crmep middlesex university
Aesthetics and contemporary art
In collaboration with the Collaborative Research Centre ‘Aesthetic Experience and the Dissolution of Artistic Limits’ (CRC 626), Free University Berlin13 & 14 March 2008 Torn between a revival of aesthetics and the persistence of conceptualism, writing about contemporary art has once again come to focus on conflicts over its aesthetic dimension. However, these debates have shifted markedly since the 1960s, with changes in art practices, institutions, theoretical paradigms and, in particular, with the global extension of the Western artworld since 1989. This conference will reconsider the place of the aesthetic in contemporary art with reference to: Sensate thinking: aesthetics, art, ontology The dissolution of artistic limits: objects, events, ideas Aesthetics of post-autonomy: institution, collaboration, participation Exhibition-value: aesthetics of curation in a global artworld
Speakers luis camnitzer
artist and writer (New York)
CRMEP, Middlesex University
University of Basel
Director of the Van Abbemuseum, Eindhoven; co-editor of Afterall
writer and art critic (Paris)
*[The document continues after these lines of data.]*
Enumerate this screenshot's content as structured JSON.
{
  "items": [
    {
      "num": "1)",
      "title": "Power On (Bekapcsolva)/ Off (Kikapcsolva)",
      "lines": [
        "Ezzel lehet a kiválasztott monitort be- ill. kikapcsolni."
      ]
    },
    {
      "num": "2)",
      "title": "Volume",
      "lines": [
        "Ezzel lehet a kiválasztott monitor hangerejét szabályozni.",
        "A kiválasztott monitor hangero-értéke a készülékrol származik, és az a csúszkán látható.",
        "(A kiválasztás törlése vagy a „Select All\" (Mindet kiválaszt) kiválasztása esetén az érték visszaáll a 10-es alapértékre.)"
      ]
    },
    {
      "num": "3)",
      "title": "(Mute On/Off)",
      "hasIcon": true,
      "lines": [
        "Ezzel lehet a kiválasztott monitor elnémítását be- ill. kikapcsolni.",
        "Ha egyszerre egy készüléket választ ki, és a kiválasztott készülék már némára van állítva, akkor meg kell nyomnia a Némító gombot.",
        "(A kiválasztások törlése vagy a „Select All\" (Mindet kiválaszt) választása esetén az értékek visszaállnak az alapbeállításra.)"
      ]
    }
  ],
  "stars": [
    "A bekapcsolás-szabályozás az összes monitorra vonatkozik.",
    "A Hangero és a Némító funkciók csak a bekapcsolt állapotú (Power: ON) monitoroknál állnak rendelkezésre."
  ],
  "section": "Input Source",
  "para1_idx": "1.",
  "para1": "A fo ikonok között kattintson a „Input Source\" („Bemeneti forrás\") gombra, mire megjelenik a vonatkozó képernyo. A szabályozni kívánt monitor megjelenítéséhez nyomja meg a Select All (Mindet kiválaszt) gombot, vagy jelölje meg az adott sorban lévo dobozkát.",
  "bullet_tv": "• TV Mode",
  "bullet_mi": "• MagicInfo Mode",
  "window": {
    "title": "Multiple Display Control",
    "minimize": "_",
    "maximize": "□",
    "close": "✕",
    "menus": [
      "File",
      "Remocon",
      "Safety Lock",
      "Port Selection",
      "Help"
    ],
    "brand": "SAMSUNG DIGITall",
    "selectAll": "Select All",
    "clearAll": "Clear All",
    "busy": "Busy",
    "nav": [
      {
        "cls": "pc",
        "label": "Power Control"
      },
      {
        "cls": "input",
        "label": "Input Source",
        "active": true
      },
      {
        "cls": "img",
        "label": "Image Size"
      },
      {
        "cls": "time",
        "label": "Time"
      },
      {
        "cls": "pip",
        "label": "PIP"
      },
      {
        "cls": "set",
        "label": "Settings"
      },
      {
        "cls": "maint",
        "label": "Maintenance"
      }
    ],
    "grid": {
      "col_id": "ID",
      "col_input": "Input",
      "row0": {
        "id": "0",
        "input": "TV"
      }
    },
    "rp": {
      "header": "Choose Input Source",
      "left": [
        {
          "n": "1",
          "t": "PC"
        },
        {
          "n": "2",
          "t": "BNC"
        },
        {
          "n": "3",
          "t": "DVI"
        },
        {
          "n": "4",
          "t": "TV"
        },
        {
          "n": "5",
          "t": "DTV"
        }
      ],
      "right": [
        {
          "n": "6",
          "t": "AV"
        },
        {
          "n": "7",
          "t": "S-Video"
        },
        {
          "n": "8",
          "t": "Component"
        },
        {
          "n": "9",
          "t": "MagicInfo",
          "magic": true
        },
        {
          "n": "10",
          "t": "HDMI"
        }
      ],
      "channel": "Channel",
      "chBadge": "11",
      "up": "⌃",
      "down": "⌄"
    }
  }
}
CRC 626, Free University Berlin
CRMEP, Middlesex University
University of Potsdam
CRMEP, Middlesex University
University of Potsdam
Dorothea von hantelmann
CRC 626, Free University Berlin
The guattari effect:
thelife and work of félix guattari, 1930–1992
17 & 18 April 2008A conference on the contemporary significance of the work of the French psychiatrist, philosopher and political activist Félix Guattari – from his early political engagement as an activist in the French mental health system, through his critique of Lacanian psychoanalysis and his conception of a ‘micro-politics of desire’, to his final elaboration of a new ‘ethico-aesthetic paradigm’. The conference will consider Guattari’s contributions to linguistics, pragmatics, aesthetics, ecology, architecture and media theory. Why did Guattari turn his attention to these fields, and what did he produce in them? How did he influence Deleuzean philosophy? What forms did his activism take in the 1970s and 1980s? And of what relevance are they today?
Academy of Fine Arts, Milan
Lakehead University, Ontario
Monique david ménard
University of Paris VII
University of Paris XV
University of Montreal
Peter pal pelbart
Catholic University of São Paulo
École Normale Supérieure, Paris
University of Vienna
IUFM CréteilThere will be screening of rare archival film and audio footage to accompany discussions of Guattari’s adventures in media activism.
The Drawing Room, Mansion Building, Trent Park Campus, Bramley Road, London N14 4YZdetails